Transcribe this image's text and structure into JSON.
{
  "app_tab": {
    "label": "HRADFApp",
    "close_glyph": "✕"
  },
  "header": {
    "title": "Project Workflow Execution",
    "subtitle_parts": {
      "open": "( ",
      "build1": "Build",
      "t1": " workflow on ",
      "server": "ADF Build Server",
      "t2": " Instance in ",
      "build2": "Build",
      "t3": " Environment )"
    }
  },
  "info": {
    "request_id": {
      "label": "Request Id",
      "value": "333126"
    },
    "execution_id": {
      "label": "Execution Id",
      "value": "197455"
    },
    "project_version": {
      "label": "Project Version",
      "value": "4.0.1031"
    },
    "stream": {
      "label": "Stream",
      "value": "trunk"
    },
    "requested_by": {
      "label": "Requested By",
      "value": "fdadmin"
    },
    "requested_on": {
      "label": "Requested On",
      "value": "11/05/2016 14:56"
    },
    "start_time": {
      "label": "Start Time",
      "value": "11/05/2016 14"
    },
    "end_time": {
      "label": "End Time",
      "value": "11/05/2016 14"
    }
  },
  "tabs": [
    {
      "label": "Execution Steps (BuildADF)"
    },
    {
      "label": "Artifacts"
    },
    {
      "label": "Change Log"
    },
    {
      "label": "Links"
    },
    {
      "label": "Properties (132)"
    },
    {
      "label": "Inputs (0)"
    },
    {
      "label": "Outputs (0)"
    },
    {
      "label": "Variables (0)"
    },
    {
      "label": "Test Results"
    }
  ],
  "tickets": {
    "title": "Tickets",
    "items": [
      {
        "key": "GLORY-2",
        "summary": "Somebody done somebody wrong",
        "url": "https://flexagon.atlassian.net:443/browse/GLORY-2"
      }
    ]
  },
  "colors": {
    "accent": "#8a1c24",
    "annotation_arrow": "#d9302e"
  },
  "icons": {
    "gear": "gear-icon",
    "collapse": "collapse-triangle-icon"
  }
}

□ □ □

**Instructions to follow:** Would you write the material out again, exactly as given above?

**Response below:**
Transcribe this image's text and structure into JSON.
{
  "app_tab": {
    "label": "HRADFApp",
    "close_glyph": "✕"
  },
  "header": {
    "title": "Project Workflow Execution",
    "subtitle_parts": {
      "open": "( ",
      "build1": "Build",
      "t1": " workflow on ",
      "server": "ADF Build Server",
      "t2": " Instance in ",
      "build2": "Build",
      "t3": " Environment )"
    }
  },
  "info": {
    "request_id": {
      "label": "Request Id",
      "value": "333126"
    },
    "execution_id": {
      "label": "Execution Id",
      "value": "197455"
    },
    "project_version": {
      "label": "Project Version",
      "value": "4.0.1031"
    },
    "stream": {
      "label": "Stream",
      "value": "trunk"
    },
    "requested_by": {
      "label": "Requested By",
      "value": "fdadmin"
    },
    "requested_on": {
      "label": "Requested On",
      "value": "11/05/2016 14:56"
    },
    "start_time": {
      "label": "Start Time",
      "value": "11/05/2016 14"
    },
    "end_time": {
      "label": "End Time",
      "value": "11/05/2016 14"
    }
  },
  "tabs": [
    {
      "label": "Execution Steps (BuildADF)"
    },
    {
      "label": "Artifacts"
    },
    {
      "label": "Change Log"
    },
    {
      "label": "Links"
    },
    {
      "label": "Properties (132)"
    },
    {
      "label": "Inputs (0)"
    },
    {
      "label": "Outputs (0)"
    },
    {
      "label": "Variables (0)"
    },
    {
      "label": "Test Results"
    }
  ],
  "tickets": {
    "title": "Tickets",
    "items": [
      {
        "key": "GLORY-2",
        "summary": "Somebody done somebody wrong",
        "url": "https://flexagon.atlassian.net:443/browse/GLORY-2"
      }
    ]
  },
  "colors": {
    "accent": "#8a1c24",
    "annotation_arrow": "#d9302e"
  },
  "icons": {
    "gear": "gear-icon",
    "collapse": "collapse-triangle-icon"
  }
}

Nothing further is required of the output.